Let me preface the answer with a somewhat surprising fact. The incidence of suicide amongst cancer patients is much lower than that of the ‘healthy’ population. In my personal experience I do not recall even one incident of a cancer patient taking his or her life, no matter how bleak the outlook seemed to be. Cancer patients on the whole have a certain optimism and a much greater will to live than most people seem to expect. During my years working in hospitals as a clinical oncology pharmacist I met many cancer patients. Some survived, others did not. But with almost no exceptions, every one of them viewed each and every day as precious. I clearly remember the mathematics professor who prepared her lectures whilst receiving chemotherapy and how she attempted to explain to me some of the more obtuse points of advanced calculus. Then there was the director of the National Bank who came in for his 5FU and leucovorin shots at 6am in order to get to the bank before any other staff member. He swore us to secrecy about his treatment. One patient, the owner of a granola factory, always came by early in the morning to bring me a cup of coffee and leave me his already-read newspaper and ask me how I felt today! We had pharmacists who were on the staff of our very own pharmacy who received chemotherapy in the morning and were working in the dispensary by the afternoon. The only difference that I ever sensed in my patients was a very definite awareness that they had a lot left to achieve and the ‘possibility’ that they had a little less time to do it in. There was never a sense of self pity or despair.

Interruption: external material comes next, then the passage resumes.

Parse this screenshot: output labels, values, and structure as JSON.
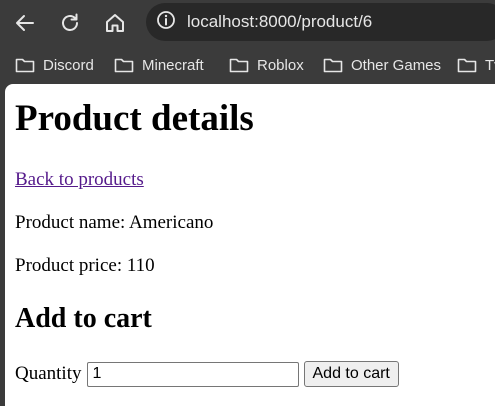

How sad then to learn from a study that much precious time is unnecessarily lost to cancer patients simply by waiting. A study of 763,000 cancer patients recently published in the Journal of the National Cancer Institute sheds new light on the hours lost travelling to, waiting for and receiving both in-hospital and outpatient care. Over and above the time spent actively receiving chemo- or radiation therapy, blood tests, cancer scans, surgery, checkups, driving to medical appointments or just waiting one’s turn, there are the lost days spent at home recovering from surgery or chemotherapy. Battling cancer utilises a lot of time! The study estimates that at least 368 hours are wasted unnecessarily in the first year after diagnosis with ovarian cancer; 272 hours whilst being treated for lung cancer and 193 hours for kidney cancer. Much of this loss could be avoided with better management. We who live in a world of instant communication should surely be able to dream up ways to pull back some of those hours. Computer programmes can help pharmacies prepare chemotherapy ‘up-front’. Even if the occasional patient is a ‘no-show’ the overall gain outweighs the occasional discarded treatment and reduces the time patients have to wait to receive their chemotherapy. Moreover, rather than bring patients into tertiary care centres with all the troubles that it entails (including finding a parking place) we could move treatment into suburban and local daycare clinics close to their homes. Using pharmacy outsourcing chemotherapy can easily be delivered to such clinics.
Home chemotherapy frees certain suitable patients from going to work or school whilst receiving chemotherapy through infusors and pumps. However, such programmes are fairly limited. Could we not invest more into these programmes? And also, why are we not working harder on producing additional oral chemotherapy drugs?
Time is precious, even more so when it is short. It is our mandate as healthcare providers to make sure that not even one second of it is unnecessarily wasted. With a little imagination and a lot of efforts we could do much better for our patients. There really is no time to lose.